Between each face painting gig, I bring my kit(s) into the house and wash each brush and sponge that I've used. I'm sure you find this to be good news, right?
Now, as a fine artist, I'd been taught to use Ivory soap to wash my brushes when oil painting. It makes sense as a nearly-pure soap that cuts through the oils really well. So when I started face painting, it made sense to me to do the same with my face painting brushes. Granted, face paints are really makup and not paint at all, and they're therefore not oily, but they are highly pigmented and can stain sponges and brushes something fierce.
I stopped that. I've started using Purity pure Castile soap instead. Yes, I make it myself. When my husband and I started our soap business, Reef Botanicals, I posted it here. Well, now it's flourishing!

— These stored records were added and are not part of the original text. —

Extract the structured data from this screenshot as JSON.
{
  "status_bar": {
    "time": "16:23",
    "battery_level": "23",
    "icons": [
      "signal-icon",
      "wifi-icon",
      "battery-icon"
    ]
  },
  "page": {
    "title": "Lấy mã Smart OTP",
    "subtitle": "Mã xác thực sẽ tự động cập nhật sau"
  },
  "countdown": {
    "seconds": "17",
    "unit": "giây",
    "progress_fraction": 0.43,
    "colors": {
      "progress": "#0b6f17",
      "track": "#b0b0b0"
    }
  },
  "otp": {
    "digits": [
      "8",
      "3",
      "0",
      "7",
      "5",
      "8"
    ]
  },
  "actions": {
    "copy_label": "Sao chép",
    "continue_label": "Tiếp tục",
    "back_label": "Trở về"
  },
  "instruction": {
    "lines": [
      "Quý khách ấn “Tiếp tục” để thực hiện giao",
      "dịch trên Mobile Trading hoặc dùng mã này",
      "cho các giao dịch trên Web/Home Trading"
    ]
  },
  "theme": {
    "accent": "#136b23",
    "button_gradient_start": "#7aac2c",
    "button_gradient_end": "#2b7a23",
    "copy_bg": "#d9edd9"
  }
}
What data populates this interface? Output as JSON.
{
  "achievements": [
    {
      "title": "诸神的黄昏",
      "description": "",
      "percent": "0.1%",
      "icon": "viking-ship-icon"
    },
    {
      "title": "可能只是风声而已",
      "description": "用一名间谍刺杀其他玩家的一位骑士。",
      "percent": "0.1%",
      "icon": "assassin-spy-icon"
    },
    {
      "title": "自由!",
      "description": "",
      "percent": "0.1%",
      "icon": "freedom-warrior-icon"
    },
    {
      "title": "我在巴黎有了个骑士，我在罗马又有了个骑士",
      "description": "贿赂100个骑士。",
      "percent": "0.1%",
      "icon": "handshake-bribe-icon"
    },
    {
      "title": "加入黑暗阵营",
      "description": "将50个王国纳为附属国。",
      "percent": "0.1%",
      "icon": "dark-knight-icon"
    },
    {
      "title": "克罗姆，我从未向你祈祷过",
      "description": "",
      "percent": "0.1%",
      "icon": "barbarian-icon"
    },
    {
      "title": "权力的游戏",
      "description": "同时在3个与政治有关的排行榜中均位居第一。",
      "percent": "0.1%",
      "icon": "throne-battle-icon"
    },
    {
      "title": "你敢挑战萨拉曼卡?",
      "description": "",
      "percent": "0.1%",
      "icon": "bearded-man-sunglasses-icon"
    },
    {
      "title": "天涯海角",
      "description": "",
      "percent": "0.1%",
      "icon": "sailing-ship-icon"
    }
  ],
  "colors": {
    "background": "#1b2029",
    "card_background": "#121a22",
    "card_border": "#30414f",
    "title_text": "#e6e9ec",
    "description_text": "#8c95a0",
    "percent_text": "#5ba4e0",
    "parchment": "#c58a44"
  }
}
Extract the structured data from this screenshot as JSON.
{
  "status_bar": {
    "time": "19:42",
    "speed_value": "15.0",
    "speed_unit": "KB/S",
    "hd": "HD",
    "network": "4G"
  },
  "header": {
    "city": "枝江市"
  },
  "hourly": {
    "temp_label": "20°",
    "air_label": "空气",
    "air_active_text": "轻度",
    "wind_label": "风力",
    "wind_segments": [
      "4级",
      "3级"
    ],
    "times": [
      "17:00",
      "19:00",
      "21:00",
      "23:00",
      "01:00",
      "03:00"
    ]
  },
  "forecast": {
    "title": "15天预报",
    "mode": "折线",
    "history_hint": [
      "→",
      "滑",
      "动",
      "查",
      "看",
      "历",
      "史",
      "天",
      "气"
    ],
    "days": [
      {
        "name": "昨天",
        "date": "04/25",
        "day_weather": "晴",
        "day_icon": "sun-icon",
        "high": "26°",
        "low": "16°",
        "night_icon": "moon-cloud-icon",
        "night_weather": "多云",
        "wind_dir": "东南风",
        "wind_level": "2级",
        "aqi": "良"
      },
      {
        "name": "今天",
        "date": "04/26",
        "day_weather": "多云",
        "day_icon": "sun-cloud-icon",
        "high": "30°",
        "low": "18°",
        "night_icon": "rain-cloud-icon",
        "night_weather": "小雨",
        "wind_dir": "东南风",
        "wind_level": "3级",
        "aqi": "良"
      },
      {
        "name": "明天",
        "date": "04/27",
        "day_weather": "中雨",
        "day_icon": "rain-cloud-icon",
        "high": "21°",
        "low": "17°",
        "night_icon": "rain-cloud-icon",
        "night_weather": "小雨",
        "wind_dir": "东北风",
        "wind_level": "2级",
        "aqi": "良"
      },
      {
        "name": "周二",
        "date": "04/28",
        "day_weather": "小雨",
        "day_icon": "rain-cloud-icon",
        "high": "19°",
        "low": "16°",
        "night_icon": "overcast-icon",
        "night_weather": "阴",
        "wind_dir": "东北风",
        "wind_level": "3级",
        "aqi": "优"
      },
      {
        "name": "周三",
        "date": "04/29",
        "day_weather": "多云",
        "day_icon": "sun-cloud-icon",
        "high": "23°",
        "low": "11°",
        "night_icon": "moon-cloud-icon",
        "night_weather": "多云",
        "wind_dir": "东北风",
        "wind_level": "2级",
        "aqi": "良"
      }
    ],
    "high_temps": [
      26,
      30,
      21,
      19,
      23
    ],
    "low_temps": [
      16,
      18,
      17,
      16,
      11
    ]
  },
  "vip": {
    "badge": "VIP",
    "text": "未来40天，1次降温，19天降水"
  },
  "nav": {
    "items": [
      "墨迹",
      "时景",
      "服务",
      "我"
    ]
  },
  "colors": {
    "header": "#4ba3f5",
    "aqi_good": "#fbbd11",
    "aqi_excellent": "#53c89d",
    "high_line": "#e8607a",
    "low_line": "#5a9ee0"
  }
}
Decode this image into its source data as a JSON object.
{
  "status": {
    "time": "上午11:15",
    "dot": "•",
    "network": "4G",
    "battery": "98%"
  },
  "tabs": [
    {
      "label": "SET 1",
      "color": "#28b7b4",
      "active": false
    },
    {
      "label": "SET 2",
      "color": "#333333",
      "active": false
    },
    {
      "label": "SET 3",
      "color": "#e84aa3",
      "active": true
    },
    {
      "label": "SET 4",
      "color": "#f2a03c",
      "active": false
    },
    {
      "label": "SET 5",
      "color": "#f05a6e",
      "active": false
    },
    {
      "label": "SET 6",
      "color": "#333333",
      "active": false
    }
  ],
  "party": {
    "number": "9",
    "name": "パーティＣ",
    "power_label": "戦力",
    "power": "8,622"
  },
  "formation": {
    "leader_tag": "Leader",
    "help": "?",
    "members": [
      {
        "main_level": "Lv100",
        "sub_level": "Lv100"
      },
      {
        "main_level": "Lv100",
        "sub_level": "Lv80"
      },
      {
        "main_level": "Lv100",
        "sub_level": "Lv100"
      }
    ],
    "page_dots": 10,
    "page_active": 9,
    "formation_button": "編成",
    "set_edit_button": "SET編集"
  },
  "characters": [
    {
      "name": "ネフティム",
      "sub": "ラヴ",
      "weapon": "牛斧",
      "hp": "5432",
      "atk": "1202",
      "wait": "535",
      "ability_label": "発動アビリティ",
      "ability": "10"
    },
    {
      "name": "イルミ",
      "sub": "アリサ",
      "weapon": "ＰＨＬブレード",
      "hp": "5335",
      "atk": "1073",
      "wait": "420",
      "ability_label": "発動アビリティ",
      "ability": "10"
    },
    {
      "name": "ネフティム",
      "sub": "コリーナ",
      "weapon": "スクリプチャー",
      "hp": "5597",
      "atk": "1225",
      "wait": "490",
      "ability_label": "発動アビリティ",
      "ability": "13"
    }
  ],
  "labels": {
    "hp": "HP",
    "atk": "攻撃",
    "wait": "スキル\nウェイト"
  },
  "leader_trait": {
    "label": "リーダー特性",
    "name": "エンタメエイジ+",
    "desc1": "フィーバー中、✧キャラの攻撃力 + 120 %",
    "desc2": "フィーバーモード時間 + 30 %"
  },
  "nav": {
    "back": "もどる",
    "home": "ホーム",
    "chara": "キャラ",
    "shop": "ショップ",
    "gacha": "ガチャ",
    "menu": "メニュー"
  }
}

Not long ago, Mark Reid espoused the virtues of cleaning his sponges and brushes in a pure Castile soap. He bought some Purity and raved about its success. Since then, other face painters have followed suit.
This is what Ashley Pickin had to say about it:
OMG it cleaned my brushes and sponges SO WELL! Brushes that had been black with Wolfe black for like months came back to a light shade of gray... I couldn't believe it. I had used all kinds of other stuff on them and they never came that clean! My golden taklon ones turned back to their golden color! Amazing! ... STRONGLY recommend trying that stuff. It's awesome!
And today, I heard from my friend Cindy, who tested Purity on her face painting sponges last night (and bought a new camera):
First, she hand-washed face painting sponges in a lingerie bag in an unscented liquid hand soap, and got these results:
She pointed out the overall pink tinges of the lighter-colored sponges, which were originally a very light peach, and the pink stains on the formerly white lingerie bag. She'd spent "a good five minutes squishing, squeezing, resoaping, rinsing and rerinsing these sponges." They were washed until the water ran clear with the last application of soap, which meant three rounds of soap.
Then, she tested dishwashing liquid, and got this:
They're better and brighter, but the bag is still stained and there's still a good amount of face paint staining the sponges. She had again washed and rinsed until the water ran clear, which took two applications of the dishwashing liquid.
And then she tried again, with Purity Castile soap, and got this:
It took two rounds of soap and they're still a bit stained, but the sponges themselves have returned to their original pale peach color! They are bright and not nearly so embarrassing for a face painter to pull out of her kit. And did you notice...? No stains on the lingerie bag!
Even better, since you know that Purity is safe for use on the face, if there's any residue on the sponges or brushes, it won't hurt anyone if transferred to a face during face painting. There are no allergens here, since it's completely color-, fragrance-, and additive-free!
This would work for any cleanup, though. Even though face paint is really makeup and not paint, this would work just as well for oils, acrylics, watercolors... after all, in my many years of art classes I was taught to wash my oil paint brushes with a bar of Ivory. What could be better than that? Purity!